■ PROBLEM REQUIREMENTS ■
In the data below, how many lines include the word "time"? Give only the number.

++++++++++++++++++++

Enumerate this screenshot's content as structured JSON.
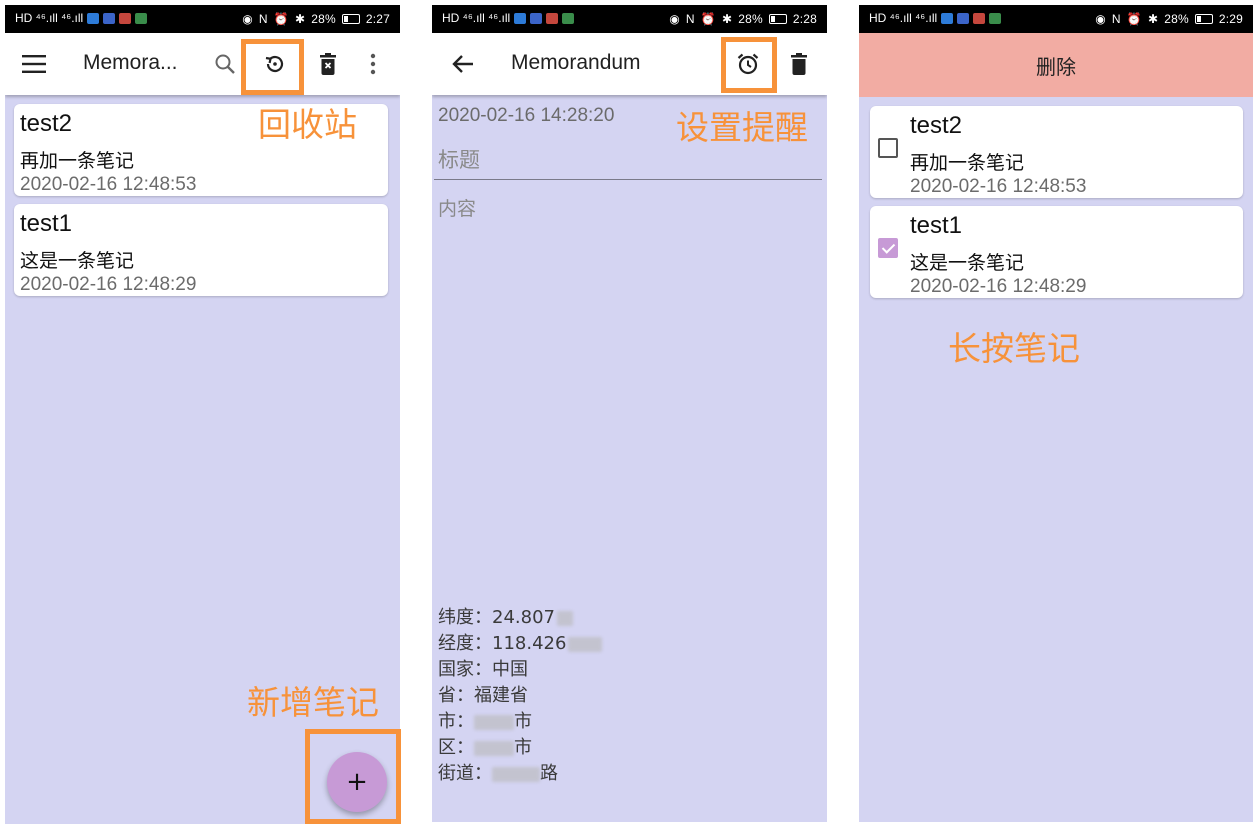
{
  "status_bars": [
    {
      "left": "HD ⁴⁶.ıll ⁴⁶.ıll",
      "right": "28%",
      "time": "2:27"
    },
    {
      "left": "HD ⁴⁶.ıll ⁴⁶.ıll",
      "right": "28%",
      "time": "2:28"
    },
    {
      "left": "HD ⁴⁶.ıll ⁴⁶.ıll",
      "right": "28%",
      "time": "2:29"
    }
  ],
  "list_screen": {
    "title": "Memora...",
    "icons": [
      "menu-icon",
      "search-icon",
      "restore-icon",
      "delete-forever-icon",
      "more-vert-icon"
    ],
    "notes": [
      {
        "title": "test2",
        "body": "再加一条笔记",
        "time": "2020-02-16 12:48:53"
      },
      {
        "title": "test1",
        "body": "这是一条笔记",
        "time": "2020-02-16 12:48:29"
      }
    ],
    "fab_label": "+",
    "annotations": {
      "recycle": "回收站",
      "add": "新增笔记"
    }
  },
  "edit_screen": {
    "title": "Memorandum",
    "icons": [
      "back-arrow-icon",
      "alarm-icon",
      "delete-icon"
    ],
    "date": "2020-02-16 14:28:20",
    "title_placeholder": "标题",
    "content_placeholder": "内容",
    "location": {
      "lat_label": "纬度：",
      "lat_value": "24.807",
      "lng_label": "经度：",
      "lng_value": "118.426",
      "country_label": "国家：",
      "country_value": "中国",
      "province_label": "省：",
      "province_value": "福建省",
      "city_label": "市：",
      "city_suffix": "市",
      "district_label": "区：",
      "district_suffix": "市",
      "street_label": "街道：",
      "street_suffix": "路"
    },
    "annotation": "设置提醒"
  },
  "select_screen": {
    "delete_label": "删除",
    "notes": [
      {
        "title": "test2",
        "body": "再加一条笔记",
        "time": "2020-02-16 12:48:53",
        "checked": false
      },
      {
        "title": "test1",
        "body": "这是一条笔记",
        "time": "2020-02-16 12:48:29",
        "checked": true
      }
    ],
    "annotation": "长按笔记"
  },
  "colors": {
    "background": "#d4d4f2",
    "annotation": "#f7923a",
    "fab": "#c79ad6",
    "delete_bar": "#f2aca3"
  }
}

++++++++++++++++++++

■ OUTPUT FOR THIS EXERCISE ■
7